Mostly, GFiber is stressing that a “close partnership” with transparency and communication will be needed among state broadband leaders, local governments and broadband deployers.

State leaders are currently busy structuring their BEAD five-year action plans and initial and final proposals for the program’s overseer, the National Telecommunications and Information Administration (NTIA). The NTIA announced allocations in late June, and each state has until the end of this year to assure the administration that their share of the pot will be used effectively.

In an open letter this week GFiber’s public policy and government affairs manager, Ariane Schaffer, addressed what state broadband leaders “can do right now to remove barriers for broadband deployment.”

Here's the GFiber take.

Before shovels hit the ground, broadband project managers should check in with the national phone number 811 designated by the Federal Communications Commission (FCC). Each state’s 811 center, often a nonprofit, ensures that utility companies or entities with infrastructure in the ground mark their assets before any new excavation projects to prevent construction near underground facilities like gas or water lines.

It should be considered that the “current locates system is not designed to handle the vast amount of new project work anticipated in the next few years,” Schaffer wrote. That said, GFiber suggests that state broadband leaders pursue open communication with 811 centers, and maybe even put some of their BEAD funds toward the locates process.

Permitting is another one of the “biggest challenges” to broadband deployment, noted the GFiber letter, echoing a long-standing grievance among broadband deployers. “Long and opaque permitting processes delay broadband deployment and are a disincentive for providers to come to your state,” wrote Schaffer.

To streamline the permitting process, GFiber recommends state broadband offices create an online “one-stop shop” for submitting permits and support automatic online tracking tools. Broadband offices might even distribute a “requirements checklist” for local governments to use when working with broadband deployers.

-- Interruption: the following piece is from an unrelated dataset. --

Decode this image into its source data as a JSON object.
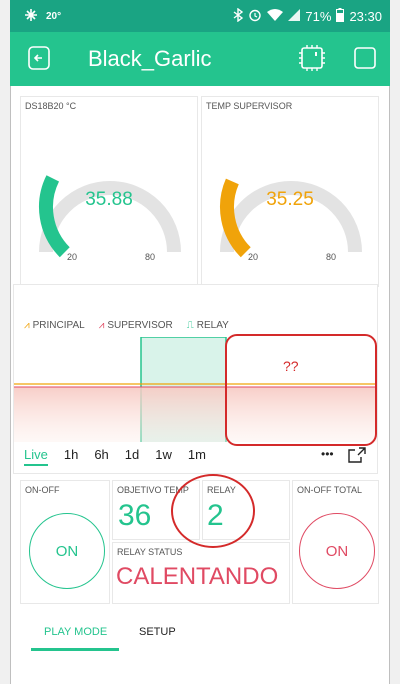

“Urge local governments to identify a single point of contact within one department to coordinate all approvals. This will make it easier for broadband deployers to get the permits they need,” said Schaffer.

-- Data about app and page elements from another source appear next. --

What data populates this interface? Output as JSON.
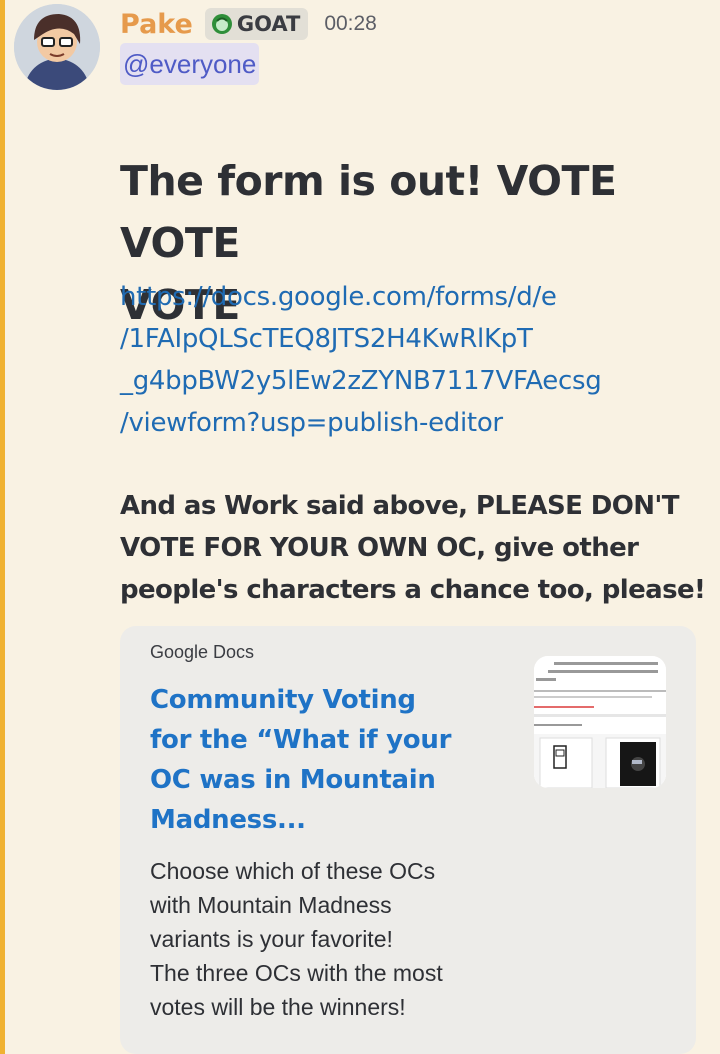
{
  "message": {
    "author": "Pake",
    "role_tag": "GOAT",
    "timestamp": "00:28",
    "mention": "@everyone",
    "heading_lines": [
      "The form is out! VOTE VOTE",
      "VOTE"
    ],
    "link_lines": [
      "https://docs.google.com/forms/d/e",
      "/1FAIpQLScTEQ8JTS2H4KwRlKpT",
      "_g4bpBW2y5lEw2zZYNB7117VFAecsg",
      "/viewform?usp=publish-editor"
    ],
    "body_lines": [
      "And as Work said above, PLEASE DON'T",
      "VOTE FOR YOUR OWN OC, give other",
      "people's characters a chance too, please!"
    ]
  },
  "embed": {
    "provider": "Google Docs",
    "title_lines": [
      "Community Voting",
      "for the “What if your",
      "OC was in Mountain",
      "Madness..."
    ],
    "description_lines": [
      "Choose which of these OCs",
      "with Mountain Madness",
      "variants is your favorite!",
      "The three OCs with the most",
      "votes will be the winners!"
    ]
  },
  "colors": {
    "background": "#f9f2e3",
    "mention_highlight_bar": "#f0b232",
    "username": "#e69a4c",
    "link": "#1f6bb3",
    "embed_title": "#1f73c6"
  },
  "icons": {
    "role": "green-circle-role-icon",
    "avatar": "user-avatar"
  }
}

If cities and municipalities are understaffed or under resourced (many are, data shows), states can also consider assigning a designated state official to liaise with city offices on best permitting practices, and/or set up task forces that meet regularly.

“This unprecedented effort to connect every household will require information sharing. A taskforce can discuss best practices, brainstorm solutions and share timely updates.”

The Gfiber guidance also advocates establishing a "Broadband Innovation Resource List" for state and local governments to stay informed about the latest technological advancements in broadband. It emphasizes the importance of exploring deployment approaches like microtrenching to accelerate access expansion. The letter highlights the need for communities to assess past deployments and ask questions to determine the most suitable method for their specific needs.

Ultimately, broadband leaders will need to let people know about the services being built, specifically the choice available between multiple internet service providers (ISPs).

GFiber notably made a point in favor of state leaders restricting exclusive marketing agreements, meaning ISPs participating in BEAD wouldn’t be allowed to pay owners of multi-family homes for making residents aware of only one service option.

“Exclusive marketing agreements hurt consumers by limiting choice and disincentivizing competition,” the GFiber letter stated. “We urge state leaders to encourage transparency by restricting ISPs’ ability to implement these agreements when they have been awarded public funding.”